What are the Risks Associated with Cataract Surgery?
Cataract surgery is an extremely safe and effective procedure, but there are rare cataract surgery risks associated with the surgery. These complications are unusual, but some of them are potentially sight-threatening. Some patients do not like to hear about scary problems related to a medical procedure. If this is you then skip this section. We believe that it is important for you to understand all the possible risks associated with a procedure. As with any surgical procedure, there is a risk of infection with cataract surgery. A severe infection inside the eye, known as endophthalmitis, may occur. In the United States, only 1 out of every 500 surgeries develops an infection. This can often be treated without any permanent vision loss. Antibiotic eye drops are used before and after the surgery to reduce the possibility of infection.
Several problems could result in the need for additional surgery in the weeks or months following cataract surgery. This situation occurs in less than 1-in-100 patients. Problems requiring an additional surgery include retinal detachment; cataract fragments retained in the eye, poor position of the artificial lens implant, and blurred vision due to incorrect lens power.
- The retina is the layer of tissue inside the eye that allows you to see. As a result of the surgery, the retina may detach, similar to wallpaper peeling off a wall. Should this occur, a retina specialist will need to perform another procedure to reattach the retina.
- At times, pieces of the cataract break off and are not able to be removed completely from the eye. In some cases, a small piece will not create problems. With bigger fragments, a second procedure is required to remove them.
- The new lens implanted after the cataract is removed is held in position by a very thin membrane. Any weakness or tear in this membrane may cause the lens to shift and no longer be in the perfect position. If the shift is large enough to affect the vision, a second procedure may be necessary to reposition the lens implant.
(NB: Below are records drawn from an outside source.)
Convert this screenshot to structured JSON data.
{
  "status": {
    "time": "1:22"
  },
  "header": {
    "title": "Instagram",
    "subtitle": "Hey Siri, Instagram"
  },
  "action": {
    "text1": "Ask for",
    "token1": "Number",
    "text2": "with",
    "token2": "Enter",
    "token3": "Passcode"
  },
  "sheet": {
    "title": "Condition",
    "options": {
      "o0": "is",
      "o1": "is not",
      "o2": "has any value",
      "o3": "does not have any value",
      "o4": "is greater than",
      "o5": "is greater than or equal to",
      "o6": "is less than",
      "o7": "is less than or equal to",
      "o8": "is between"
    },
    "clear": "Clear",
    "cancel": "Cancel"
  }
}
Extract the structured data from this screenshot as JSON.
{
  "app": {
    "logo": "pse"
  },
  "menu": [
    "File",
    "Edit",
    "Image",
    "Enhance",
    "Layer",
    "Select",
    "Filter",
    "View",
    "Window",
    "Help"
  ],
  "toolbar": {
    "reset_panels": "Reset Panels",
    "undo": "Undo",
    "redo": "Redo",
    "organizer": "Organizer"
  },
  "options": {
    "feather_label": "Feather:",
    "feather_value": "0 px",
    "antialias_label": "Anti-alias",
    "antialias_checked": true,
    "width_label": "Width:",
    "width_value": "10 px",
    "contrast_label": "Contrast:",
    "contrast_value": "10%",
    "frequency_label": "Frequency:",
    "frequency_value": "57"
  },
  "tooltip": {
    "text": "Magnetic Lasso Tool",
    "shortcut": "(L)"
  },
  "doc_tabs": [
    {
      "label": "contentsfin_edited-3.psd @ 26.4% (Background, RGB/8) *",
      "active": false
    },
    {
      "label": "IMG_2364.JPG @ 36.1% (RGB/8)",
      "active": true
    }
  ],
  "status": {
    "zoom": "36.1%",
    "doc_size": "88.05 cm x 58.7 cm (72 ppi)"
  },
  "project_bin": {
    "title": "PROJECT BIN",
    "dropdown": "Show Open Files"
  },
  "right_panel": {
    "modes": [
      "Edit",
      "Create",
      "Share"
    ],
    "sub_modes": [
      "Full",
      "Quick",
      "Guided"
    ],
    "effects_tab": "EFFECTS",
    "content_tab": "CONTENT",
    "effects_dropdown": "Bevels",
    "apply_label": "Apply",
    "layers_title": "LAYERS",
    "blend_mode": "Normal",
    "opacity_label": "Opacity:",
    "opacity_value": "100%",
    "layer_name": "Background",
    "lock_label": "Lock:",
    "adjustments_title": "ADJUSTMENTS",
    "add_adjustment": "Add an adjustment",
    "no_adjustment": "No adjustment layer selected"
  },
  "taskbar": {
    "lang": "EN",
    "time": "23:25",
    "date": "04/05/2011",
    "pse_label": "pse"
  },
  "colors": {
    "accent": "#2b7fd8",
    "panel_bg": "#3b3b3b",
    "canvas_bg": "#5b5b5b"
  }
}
- The power of your lens implant is determined using complex math equations and detailed measurements of your eye. Small errors in these measurements may result in an overestimation or underestimation of the power of the lens implant. In rare cases, a second operation may be required to remove the old lens and replace it with a better one.
Swelling develops when tissue injury occurs. You may have seen a friend or relative with a sprained ankle and noticed the bruising and swelling that developed. Swelling can also occur as a result of a cataract procedure. It occurs most commonly in the cornea, but can also be seen in the retina. When present, swelling can cause the vision to be blurry. The treatment for retinal swelling is anti-inflammatory eye drops. Your consent form contains a detailed list of possible side effects and complications from cataract surgery. Please read it carefully and ask Dr. DeBry or your surgery counselor any questions you may have about risks from the surgery.